This bill seeks to grant to an unmarried Bahamian man the legal right to pass on his Bahamian citizenship to his child he fathered with a non Bahamian woman. Under the constitution, only an unwed Bahamian woman enjoys that legal right and privilege. The unwed male must provide proof of paternity by any method listed under the constitution. The results of the vote were 37 yes and 1 absent.
This bill seeks to eliminate gender discrimination by inserting the word “sex” into article 26 of the constitution to make it unconstitutional to discriminate against anyone on the basis of them being male or female. The results of the vote were 34 yes, 2 no, 1 abstain and 1 absent. Marco City MP Greg Moss and Bamboo Town MP Renward Wells both voted no while Central Grand Bahama MP Neko Grant abstained.
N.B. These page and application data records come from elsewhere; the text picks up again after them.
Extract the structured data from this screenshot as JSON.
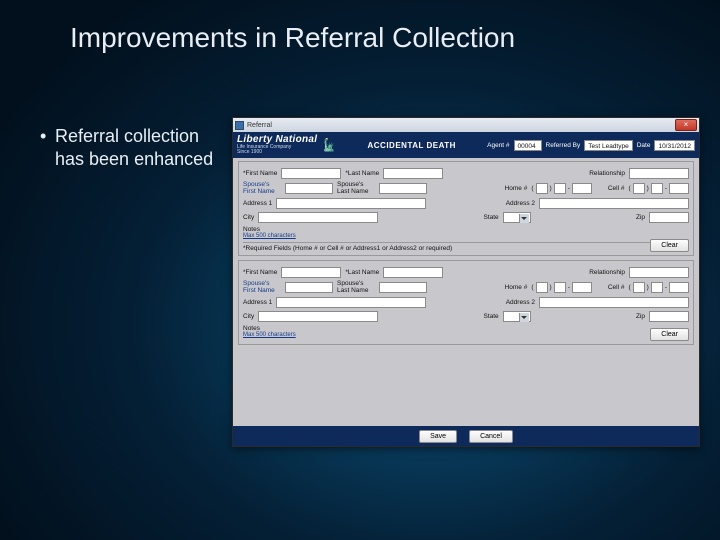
{
  "slide": {
    "title": "Improvements in Referral Collection",
    "bullet": "Referral collection has been enhanced"
  },
  "app": {
    "window_title": "Referral",
    "close_glyph": "×",
    "brand": {
      "name": "Liberty National",
      "subtitle": "Life Insurance Company",
      "since": "Since 1900"
    },
    "header_title": "ACCIDENTAL DEATH",
    "meta": {
      "agent_label": "Agent #",
      "agent_value": "00004",
      "referred_label": "Referred By",
      "referred_value": "Test Leadtype",
      "date_label": "Date",
      "date_value": "10/31/2012"
    },
    "labels": {
      "first_name": "*First Name",
      "last_name": "*Last Name",
      "relationship": "Relationship",
      "spouse_first": "Spouse's First Name",
      "spouse_last": "Spouse's Last Name",
      "home": "Home #",
      "cell": "Cell #",
      "addr1": "Address 1",
      "addr2": "Address 2",
      "city": "City",
      "state": "State",
      "zip": "Zip",
      "notes": "Notes",
      "chars_link": "Max 500 characters",
      "required_note": "*Required Fields (Home # or Cell # or Address1 or Address2 or required)"
    },
    "buttons": {
      "clear": "Clear",
      "save": "Save",
      "cancel": "Cancel"
    },
    "phone_paren_l": "(",
    "phone_paren_r": ")",
    "phone_dash": "-"
  }
}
Mr. Moss suggested that if passed into law, amendment four could open the door to same sex marriage, but Marathon MP Jerome Fitzgerald rebutted, explaining that under the Bahamas’ constitution that was not possible. Mr. Fitzgerald pointed out that the Bahamas constitution defines marriage as a union between a man and a woman and that the sex of an individual is determined at birth by their genetic (or chromosomal) makeup. He also cautioned House members not to confuse “sex” with “sexual orientation” as they are entirely different.
A fifth bill that addresses paternity provisions was also passed.
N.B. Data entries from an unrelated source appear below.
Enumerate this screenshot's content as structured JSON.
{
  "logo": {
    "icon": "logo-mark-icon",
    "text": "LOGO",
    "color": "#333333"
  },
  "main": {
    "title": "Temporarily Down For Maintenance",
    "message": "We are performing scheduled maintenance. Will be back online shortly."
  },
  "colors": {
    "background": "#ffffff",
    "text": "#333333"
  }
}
In his closing remarks after the passage of the bills, Prime Minister Christie rose to his feet to commend House members for their vote and to underscore the historic significance of the occasion within the context of the rights of women to vote, a franchise granted to them in 1962, more than one half century ago.
“It has been more than fifty-three years since our women won the right to vote but they still do not have constitutional protection against discrimination based on their sex. This must be seen as abhorrent to our fundamental values. It is therefore a moral imperative of the first magnitude that we seize the opportunity to usher in a new era in our civilization – an era that will proceed on the righteous and unassailable premise that we are all equal before the law irrespective of whether we are male or female and that as what is good for one is good for the other without distinction.”
In the end, the entire constitutional reform exercise was about full equality, nothing more and nothing less argued Mr. Christie.
“At its core” continued the Prime Minister, “it is for me to say that this is what the present constitutional exercise is all about – nothing less and nothing more. Let there be full equality.”